The films of Aswan Women International Film Festival (Egypt) were presented in Kazan. The first edition of the festival was held in February 2017 with over 450 participants from 34 countries.
“You can not imagine how we respect your country and how we would like to know more about you. It was important for us to see the variety of Russian arts. You are outstanding. Egyptian art has deep roots, however, conflicts on religious issues are interfering in its development. In Kazan, different religions perfectly interact with each other. We think that the friendship between our festivals will be very strong.
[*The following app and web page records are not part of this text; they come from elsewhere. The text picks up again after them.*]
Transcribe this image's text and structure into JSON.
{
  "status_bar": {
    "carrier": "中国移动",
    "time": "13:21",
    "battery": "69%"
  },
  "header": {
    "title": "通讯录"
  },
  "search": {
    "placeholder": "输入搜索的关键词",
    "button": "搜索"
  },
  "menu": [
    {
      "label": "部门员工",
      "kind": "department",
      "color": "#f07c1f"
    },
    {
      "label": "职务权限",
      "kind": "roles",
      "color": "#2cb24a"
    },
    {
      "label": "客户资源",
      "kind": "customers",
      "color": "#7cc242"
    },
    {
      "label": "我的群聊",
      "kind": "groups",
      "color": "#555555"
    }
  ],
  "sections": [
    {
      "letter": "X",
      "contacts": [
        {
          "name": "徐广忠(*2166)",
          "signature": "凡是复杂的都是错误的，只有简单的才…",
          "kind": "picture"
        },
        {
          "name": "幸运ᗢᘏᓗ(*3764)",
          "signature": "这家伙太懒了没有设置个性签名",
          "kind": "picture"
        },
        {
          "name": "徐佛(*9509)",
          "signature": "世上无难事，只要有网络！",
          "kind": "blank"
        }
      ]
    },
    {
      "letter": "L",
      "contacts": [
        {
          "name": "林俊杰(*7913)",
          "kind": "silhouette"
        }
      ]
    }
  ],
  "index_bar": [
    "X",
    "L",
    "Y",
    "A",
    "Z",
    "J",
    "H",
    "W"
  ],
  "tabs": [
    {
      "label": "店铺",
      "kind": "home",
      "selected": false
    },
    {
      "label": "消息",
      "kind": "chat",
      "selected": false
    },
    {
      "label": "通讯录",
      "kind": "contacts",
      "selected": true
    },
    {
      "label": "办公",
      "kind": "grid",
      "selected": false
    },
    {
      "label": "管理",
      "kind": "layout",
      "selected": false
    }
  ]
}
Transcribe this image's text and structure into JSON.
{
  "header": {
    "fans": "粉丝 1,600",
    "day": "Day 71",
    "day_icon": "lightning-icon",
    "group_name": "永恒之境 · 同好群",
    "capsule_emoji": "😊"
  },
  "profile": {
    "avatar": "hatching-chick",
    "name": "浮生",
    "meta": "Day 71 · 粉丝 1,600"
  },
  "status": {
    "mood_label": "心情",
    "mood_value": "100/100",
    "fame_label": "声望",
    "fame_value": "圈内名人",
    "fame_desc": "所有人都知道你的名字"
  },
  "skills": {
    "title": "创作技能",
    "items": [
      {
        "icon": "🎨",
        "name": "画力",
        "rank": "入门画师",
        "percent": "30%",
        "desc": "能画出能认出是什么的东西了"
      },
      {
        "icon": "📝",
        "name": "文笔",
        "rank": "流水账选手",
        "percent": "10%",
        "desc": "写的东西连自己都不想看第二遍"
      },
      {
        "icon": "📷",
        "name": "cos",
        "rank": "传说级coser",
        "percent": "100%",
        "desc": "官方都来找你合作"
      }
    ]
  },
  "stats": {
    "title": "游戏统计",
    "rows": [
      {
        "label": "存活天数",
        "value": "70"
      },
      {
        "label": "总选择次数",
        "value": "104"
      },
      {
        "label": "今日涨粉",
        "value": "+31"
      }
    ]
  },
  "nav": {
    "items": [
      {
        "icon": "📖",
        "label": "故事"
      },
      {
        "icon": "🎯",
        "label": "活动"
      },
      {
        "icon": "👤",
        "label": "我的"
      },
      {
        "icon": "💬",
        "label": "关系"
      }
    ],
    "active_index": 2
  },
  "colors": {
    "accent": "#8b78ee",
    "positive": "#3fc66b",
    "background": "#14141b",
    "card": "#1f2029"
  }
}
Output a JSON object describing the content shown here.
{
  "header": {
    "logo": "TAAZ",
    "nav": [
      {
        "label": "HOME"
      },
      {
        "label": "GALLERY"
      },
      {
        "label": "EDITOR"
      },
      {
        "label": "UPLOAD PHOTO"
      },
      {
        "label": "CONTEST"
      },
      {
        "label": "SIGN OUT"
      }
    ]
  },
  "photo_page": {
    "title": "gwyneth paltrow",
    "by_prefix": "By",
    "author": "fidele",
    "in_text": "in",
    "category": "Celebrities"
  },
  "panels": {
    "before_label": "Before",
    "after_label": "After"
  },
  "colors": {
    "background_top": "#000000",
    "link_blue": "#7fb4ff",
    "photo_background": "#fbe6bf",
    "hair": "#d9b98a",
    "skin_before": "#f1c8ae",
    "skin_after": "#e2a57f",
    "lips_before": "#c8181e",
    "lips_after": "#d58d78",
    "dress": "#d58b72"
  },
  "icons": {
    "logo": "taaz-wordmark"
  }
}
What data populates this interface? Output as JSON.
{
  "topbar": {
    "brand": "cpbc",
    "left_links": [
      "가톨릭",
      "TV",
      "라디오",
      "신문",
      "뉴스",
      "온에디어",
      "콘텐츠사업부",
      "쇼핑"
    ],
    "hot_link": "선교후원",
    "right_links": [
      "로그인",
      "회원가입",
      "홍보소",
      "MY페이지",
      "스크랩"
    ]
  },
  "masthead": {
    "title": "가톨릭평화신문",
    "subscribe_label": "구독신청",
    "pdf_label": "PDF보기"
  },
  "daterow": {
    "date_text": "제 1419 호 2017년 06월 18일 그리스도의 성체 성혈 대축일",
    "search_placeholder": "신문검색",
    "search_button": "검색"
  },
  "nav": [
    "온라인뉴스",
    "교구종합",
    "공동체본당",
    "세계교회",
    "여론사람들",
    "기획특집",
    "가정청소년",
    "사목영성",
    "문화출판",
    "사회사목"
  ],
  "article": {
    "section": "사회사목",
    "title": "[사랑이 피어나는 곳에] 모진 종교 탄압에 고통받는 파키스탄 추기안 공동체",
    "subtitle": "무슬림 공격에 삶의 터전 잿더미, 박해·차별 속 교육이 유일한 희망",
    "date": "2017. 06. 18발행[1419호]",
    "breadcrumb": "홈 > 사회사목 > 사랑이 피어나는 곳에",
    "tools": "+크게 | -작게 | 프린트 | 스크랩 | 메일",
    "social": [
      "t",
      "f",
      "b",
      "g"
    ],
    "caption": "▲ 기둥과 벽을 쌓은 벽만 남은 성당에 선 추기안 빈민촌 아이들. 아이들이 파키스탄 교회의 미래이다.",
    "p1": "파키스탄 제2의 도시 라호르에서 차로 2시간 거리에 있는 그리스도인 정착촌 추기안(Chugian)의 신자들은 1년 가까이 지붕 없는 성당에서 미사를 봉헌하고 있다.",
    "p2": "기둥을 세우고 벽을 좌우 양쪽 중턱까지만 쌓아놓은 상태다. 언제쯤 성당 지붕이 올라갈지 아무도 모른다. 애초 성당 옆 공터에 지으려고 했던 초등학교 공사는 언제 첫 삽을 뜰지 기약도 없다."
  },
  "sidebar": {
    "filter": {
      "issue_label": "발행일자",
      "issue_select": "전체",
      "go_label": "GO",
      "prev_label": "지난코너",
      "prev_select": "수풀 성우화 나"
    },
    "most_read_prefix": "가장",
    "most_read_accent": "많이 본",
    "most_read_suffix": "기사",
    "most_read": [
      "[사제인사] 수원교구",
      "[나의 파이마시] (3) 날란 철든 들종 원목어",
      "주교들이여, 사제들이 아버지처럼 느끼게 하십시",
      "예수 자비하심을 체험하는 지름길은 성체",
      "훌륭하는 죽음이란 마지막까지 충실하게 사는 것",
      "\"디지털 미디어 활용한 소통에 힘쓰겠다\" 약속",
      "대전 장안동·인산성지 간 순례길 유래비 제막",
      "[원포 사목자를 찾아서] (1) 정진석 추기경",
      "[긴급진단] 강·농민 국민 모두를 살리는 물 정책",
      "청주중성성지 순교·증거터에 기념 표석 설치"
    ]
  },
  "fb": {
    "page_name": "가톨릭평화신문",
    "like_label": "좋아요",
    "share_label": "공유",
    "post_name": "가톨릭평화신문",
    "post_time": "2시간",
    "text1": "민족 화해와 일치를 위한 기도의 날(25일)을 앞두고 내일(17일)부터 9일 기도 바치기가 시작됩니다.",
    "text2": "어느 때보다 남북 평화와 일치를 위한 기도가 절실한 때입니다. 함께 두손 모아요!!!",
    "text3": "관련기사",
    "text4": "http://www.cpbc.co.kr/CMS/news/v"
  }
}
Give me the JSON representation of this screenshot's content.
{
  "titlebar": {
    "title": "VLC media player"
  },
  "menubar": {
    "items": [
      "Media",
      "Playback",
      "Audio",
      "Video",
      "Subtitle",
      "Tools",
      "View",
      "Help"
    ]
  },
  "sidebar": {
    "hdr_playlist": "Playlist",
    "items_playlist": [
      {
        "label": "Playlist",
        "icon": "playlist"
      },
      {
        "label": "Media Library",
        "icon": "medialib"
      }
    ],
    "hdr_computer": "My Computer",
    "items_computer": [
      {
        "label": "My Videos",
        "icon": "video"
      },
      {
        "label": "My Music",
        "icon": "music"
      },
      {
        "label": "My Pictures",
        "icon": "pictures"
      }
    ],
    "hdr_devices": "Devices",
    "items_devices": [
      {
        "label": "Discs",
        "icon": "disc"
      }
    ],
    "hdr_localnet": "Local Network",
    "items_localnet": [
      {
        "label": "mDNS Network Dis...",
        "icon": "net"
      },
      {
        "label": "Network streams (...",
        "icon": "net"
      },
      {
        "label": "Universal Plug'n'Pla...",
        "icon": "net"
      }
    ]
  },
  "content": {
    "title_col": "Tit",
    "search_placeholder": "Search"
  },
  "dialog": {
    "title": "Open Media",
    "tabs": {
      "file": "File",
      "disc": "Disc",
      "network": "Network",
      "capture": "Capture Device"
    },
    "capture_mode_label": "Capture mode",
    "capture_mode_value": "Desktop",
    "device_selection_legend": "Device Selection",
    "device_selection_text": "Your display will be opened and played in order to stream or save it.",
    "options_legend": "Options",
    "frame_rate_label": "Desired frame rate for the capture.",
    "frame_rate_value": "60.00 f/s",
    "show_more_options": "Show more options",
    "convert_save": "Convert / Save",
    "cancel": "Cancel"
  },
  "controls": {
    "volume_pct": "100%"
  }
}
We would like to transmit a peace of our culture to you, as you are generously sharing your own culture with us”, said the president of the festival Mohammed Abdel Khalek, during the presentation.
The director of Kazan International Muslim Film Festival, Milyausha Aituganova, announced that Kazan International Film Festival and Aswan Women International Film launch cooperation. In the 13th edition of the festival, three films from Aswan festival will be showcased in Kazan, namely ‘Reda’ by Ramy Gheit, ‘Factory Girl’ by Mohamed Khan and ‘A Day for Women’ by Kamla Abouzekri.
Mohammed Abdel Khalek revealed the history of the establishment of Aswan festival: “The topic has existed in Egypt for a long time and is still current. In 1937, an Egyptian film has first participated in Venice film festival and it was directed by a woman. The festival location was selected according to one criterion: Aswan is a ‘female’ city founded in honour of Ancient Egyptian goddess”.
The film ‘A Day for Women’ has touched the hearts of the majority of Kazan film goers. Its producer, a famous actress, Elham Shahin shared a difficult story of the film: “The film had been prepared for three years. However, due to political issues in 2010, its presentation was postponed. In the end, the film went out only in 2017. Several famous Egyptian actresses tool part in the film. The team of the film were receiving insults from various radical groups. However, we managed to give them a fitting rebuff. There is nothing redundant in the film, every scene is well-thought. I think, such films deserve a right to be shown at festivals”.